I played a show here at Rhythm Room with a band from Belgium called Crystal and Running Wild. They were great and we hit it off and stayed in touch. I had a Europe trip already planned and they set up a show just for us and backed me on some songs in Ghent, Belgium, where I was already gonna be! It was so awesome of them, such a blast.
We’ve been lucky and have opened for some of my favorite musicians (Dale Watson, Wayne Hancock, Junior Brown), but it would be really cool to open for Dwight Yoakam one of these days and also Reverend Horton Heat. I tried to get on that show at Crescent last time they came but they didn’t have room for local openers.
I try to eat light and healthy the day of a show, especially, and I take my time with my hair and makeup for sure. Ya gotta have big hair in country music! At least I do (smiles). I used to get terrified before gigs. It was awful. I was too scared to even talk between songs. But now, I am pretty comfortable on stage and it is usually fun. I still get a little nervous if other musicians I respect are in the crowd, or if we are opening for someone awesome.
It’s funny. There are times when I’ve went in thinking a show will be amazing, and it’s been a disaster (at least in my mind) and vice versa—thinking it won’t be super great and then our energy just lines up and it’s awesome. But there are other times, too, when the venue, crowd, lineup and band dynamic all flow together and create a magical night. Those are the best.
We play pretty regularly within Arizona—Flagstaff, Jerome and Prescott, and I play in Nashville about once a year when I am back home visiting friends and family, and the Europe thing was a first and hopefully not last.
I’ve lived in the Coronado Historic District for about six years.
Well, I go to a lot of live shows at various places.
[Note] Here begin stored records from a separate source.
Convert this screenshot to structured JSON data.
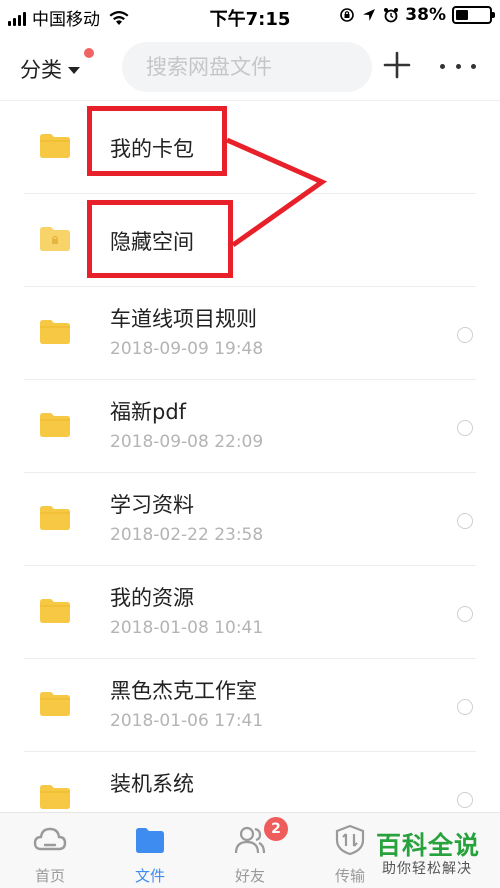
{
  "status_bar": {
    "carrier": "中国移动",
    "time": "下午7:15",
    "battery": "38%",
    "battery_level": 0.38
  },
  "header": {
    "category_label": "分类",
    "search_placeholder": "搜索网盘文件"
  },
  "files": [
    {
      "name": "我的卡包",
      "date": ""
    },
    {
      "name": "隐藏空间",
      "date": ""
    },
    {
      "name": "车道线项目规则",
      "date": "2018-09-09 19:48"
    },
    {
      "name": "福新pdf",
      "date": "2018-09-08 22:09"
    },
    {
      "name": "学习资料",
      "date": "2018-02-22 23:58"
    },
    {
      "name": "我的资源",
      "date": "2018-01-08 10:41"
    },
    {
      "name": "黑色杰克工作室",
      "date": "2018-01-06 17:41"
    },
    {
      "name": "装机系统",
      "date": ""
    }
  ],
  "bottom_nav": {
    "tabs": [
      {
        "label": "首页",
        "icon": "cloud-icon"
      },
      {
        "label": "文件",
        "icon": "folder-icon"
      },
      {
        "label": "好友",
        "icon": "friends-icon"
      },
      {
        "label": "传输",
        "icon": "transfer-icon"
      }
    ],
    "friends_badge": "2"
  },
  "watermark": {
    "title": "百科全说",
    "subtitle": "助你轻松解决"
  },
  "colors": {
    "accent": "#3f8cf0",
    "annotation": "#e8202a",
    "folder": "#f6c844",
    "watermark": "#27a23c"
  }
}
Other than that, I like playing bingo at the American Italian Club, having drinks at Rokerij, and thrift store and vintage shopping.
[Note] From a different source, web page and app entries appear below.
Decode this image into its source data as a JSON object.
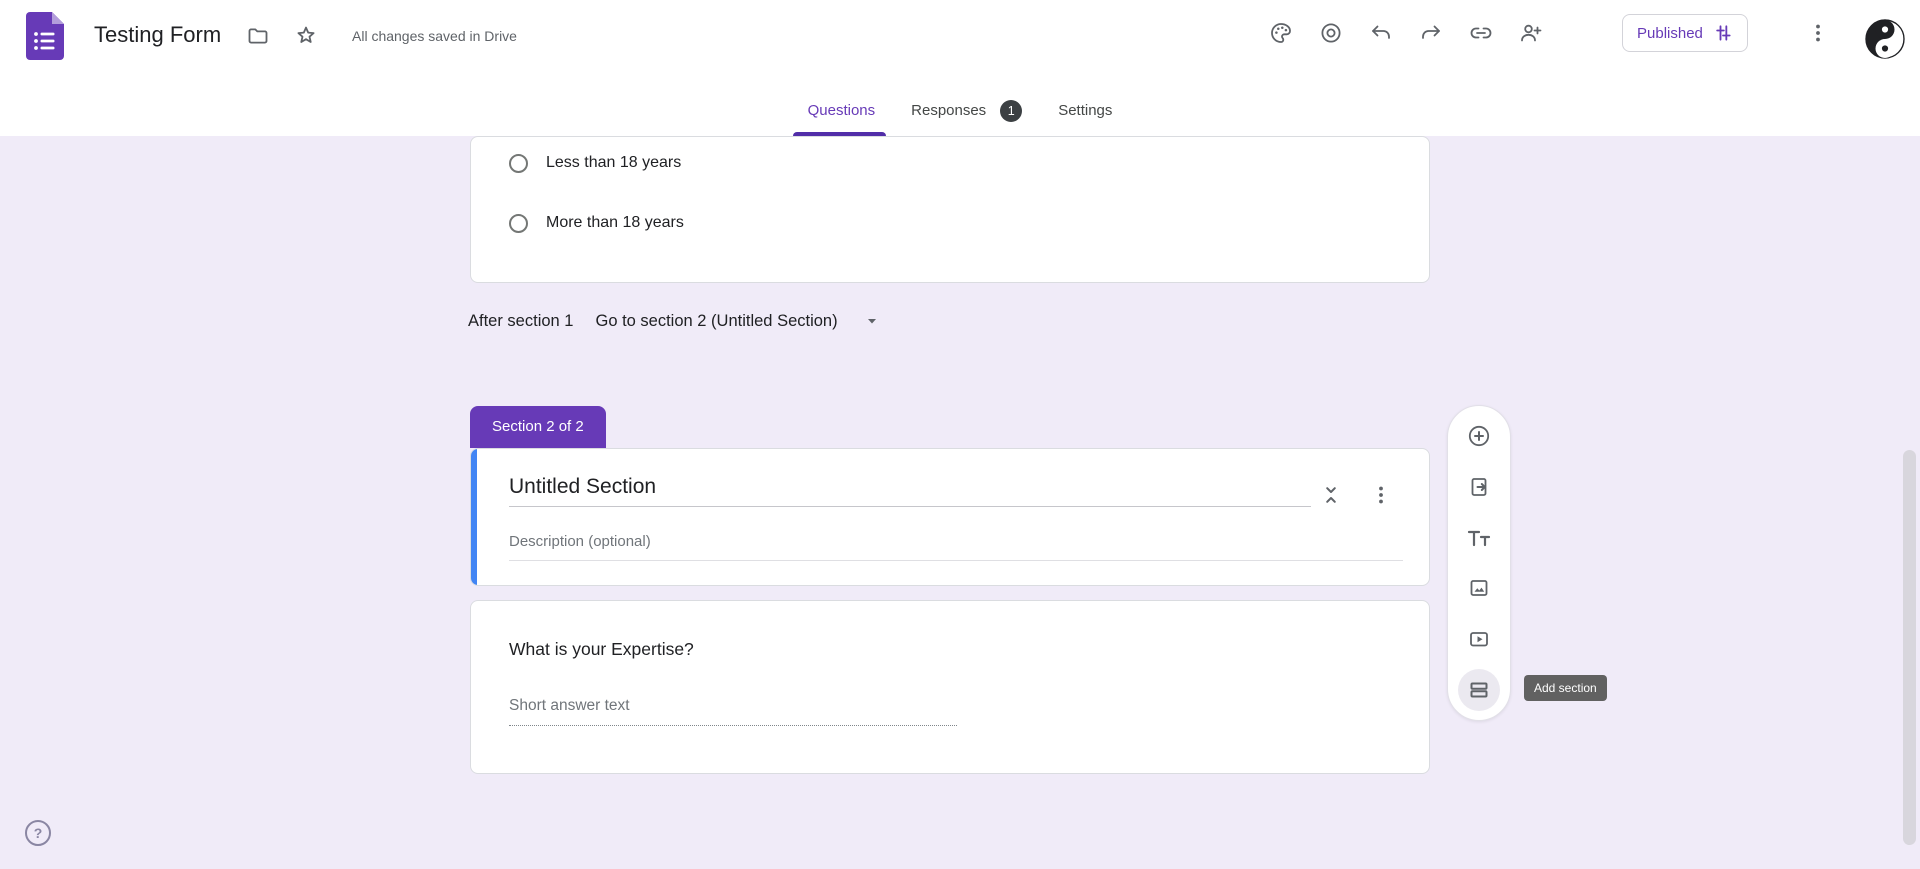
{
  "header": {
    "form_title": "Testing Form",
    "saved_status": "All changes saved in Drive",
    "published_label": "Published",
    "icons": [
      "forms-logo",
      "folder",
      "star",
      "palette",
      "preview-eye",
      "undo",
      "redo",
      "link",
      "person-add",
      "more-vertical",
      "avatar-yin-yang"
    ]
  },
  "tabs": {
    "questions": "Questions",
    "responses": "Responses",
    "responses_badge": "1",
    "settings": "Settings"
  },
  "question_card": {
    "options": [
      "Less than 18 years",
      "More than 18 years"
    ]
  },
  "branching": {
    "label": "After section 1",
    "selection": "Go to section 2 (Untitled Section)"
  },
  "section2": {
    "badge": "Section 2 of 2",
    "title": "Untitled Section",
    "description_placeholder": "Description (optional)"
  },
  "question2": {
    "title": "What is your Expertise?",
    "answer_placeholder": "Short answer text"
  },
  "side_toolbar": {
    "tooltip": "Add section",
    "icons": [
      "add-question",
      "import-questions",
      "add-title",
      "add-image",
      "add-video",
      "add-section"
    ]
  },
  "help_label": "?",
  "colors": {
    "accent": "#673ab7",
    "page_bg": "#f0ebf8",
    "selected_stripe": "#4285f4",
    "tab_underline": "#512da8",
    "responses_badge_bg": "#3c4043",
    "tooltip_bg": "#616161"
  }
}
I love how much more detailed and beautiful things used to be, even everyday things. There was so much thought and craftsmanship put into them. I feel more alive and comfortable when I surround myself with vintage things. I also love wondering where those pieces have been, what kind of people owned them. Beyond that, I can’t put my finger on why. I have always been instinctually drawn to vintage stuff.
Aside from thrift stores in random places, Antique Sugar and Retro Ranch! Both those shops have great stuff, reasonable prices and the owners are awesome.
They might be surprised to know that I collect creepy vintage baby dolls, and also that I was Amish in a past lifeAmish in a past life? (Laughs) So obviously I don’t know this for sure, but I have always felt strangely drawn to the Amish lifestyle. Not as a permanent thing, but I’ve always been fascinated and wanted to go live with an Amish family for a month to see what it would be like. Then recently, a friend of mine who is a medium and highly psychic looked me straight in the eyes and said, “You were Amish in a past life.” I had never discussed any of my feelings about the Amish to her before, and the comment was literally out of nowhere. So, that kind of sealed the deal for me.